David: What if you’re a mom or dad? As a parent, you have to know how to communicate effectively with your children.
Elia: In body language, stillness is power. When you think about great leaders, they are especially powerful when they are still. If you do that with children, they will straighten up and listen to you. You also have to get down to their level and look into their eyes when you speak to them.
David: What about communication techniques with spouses?
Elia: I think you would agree that screaming doesn’t help.
David: It doesn’t work on my family!
Elia: It doesn’t work on my family either. So, authenticity, warmth, relaxation. You know what else is really cool? Congruence. That’s when you match the body posture of whoever is in front of you. It communicates similarity and liking between two people. You can even do it with your voice; you match the tone of voice of the person in front of you. If you want to get your spouse to really listen to you and feel connected to you, then you need to be congruent with them.
David: One of the first things they teach you in NLP is how to body mirror the person you’re with…
Elia: Right, though you don’t want to do it in a negative way. If someone is screaming, then you shouldn’t scream. But if they speak slower than you do, speak slowly. If their tone is calmer or warmer, speak with a calmer or warmer tone. Copy their posture and tone of voice, and they will feel that you are in sync with them in that moment.
David: What makes a good toast?
Elia: Lots of energy, openness, a big voice, laughter, humor.

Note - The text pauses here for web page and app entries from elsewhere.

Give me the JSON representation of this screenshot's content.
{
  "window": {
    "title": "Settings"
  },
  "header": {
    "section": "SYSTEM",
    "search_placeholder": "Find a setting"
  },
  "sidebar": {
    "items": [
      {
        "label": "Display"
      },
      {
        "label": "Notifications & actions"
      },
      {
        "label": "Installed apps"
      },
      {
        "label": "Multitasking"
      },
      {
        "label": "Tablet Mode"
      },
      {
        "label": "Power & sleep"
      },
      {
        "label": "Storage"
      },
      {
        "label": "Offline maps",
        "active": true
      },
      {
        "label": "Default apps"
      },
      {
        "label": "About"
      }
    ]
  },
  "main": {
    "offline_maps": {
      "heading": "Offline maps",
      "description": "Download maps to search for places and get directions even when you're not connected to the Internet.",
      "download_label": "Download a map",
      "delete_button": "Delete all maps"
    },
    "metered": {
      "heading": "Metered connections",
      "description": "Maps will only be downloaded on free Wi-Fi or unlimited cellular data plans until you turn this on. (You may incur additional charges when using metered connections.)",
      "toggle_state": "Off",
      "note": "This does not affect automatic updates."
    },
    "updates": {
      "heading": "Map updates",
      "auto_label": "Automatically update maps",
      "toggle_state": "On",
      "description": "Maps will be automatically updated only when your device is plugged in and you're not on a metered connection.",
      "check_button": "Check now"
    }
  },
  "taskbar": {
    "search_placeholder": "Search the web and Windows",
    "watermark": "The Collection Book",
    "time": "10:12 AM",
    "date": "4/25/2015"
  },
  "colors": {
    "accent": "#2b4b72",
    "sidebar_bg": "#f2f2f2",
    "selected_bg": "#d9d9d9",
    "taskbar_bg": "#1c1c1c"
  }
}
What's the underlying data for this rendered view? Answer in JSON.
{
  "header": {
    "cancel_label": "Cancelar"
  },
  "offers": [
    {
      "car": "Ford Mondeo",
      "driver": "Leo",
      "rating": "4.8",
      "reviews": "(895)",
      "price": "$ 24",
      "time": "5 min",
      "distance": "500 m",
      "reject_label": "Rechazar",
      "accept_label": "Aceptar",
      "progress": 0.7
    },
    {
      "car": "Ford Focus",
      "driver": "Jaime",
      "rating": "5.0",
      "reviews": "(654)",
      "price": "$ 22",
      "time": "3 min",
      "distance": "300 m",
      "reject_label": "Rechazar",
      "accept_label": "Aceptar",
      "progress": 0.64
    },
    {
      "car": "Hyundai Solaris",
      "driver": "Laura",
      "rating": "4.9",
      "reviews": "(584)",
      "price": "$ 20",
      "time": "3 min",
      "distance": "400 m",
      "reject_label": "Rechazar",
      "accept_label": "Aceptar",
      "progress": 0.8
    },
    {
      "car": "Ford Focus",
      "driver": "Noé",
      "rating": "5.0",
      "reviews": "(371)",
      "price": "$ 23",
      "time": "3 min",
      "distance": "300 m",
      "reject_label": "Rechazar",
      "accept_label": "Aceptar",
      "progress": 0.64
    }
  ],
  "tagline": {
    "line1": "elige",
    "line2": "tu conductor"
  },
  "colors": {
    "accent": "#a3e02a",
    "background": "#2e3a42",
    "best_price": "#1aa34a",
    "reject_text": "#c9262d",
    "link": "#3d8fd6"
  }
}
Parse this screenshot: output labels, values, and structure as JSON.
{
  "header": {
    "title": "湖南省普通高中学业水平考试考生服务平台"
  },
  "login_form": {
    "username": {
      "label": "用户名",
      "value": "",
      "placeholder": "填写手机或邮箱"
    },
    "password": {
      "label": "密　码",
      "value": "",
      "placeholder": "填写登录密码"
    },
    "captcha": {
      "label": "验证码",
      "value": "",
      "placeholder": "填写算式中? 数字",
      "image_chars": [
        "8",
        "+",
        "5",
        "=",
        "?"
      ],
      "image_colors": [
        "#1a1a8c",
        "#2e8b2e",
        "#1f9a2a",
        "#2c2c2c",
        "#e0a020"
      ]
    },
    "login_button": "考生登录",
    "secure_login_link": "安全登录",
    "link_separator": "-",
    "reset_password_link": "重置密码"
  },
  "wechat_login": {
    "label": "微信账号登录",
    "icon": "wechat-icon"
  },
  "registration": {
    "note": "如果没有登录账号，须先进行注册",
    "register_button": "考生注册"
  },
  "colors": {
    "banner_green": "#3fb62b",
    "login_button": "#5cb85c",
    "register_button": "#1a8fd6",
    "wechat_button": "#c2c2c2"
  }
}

David: Should the toast be prepared in advance?
This article original Appeared on The Florentine: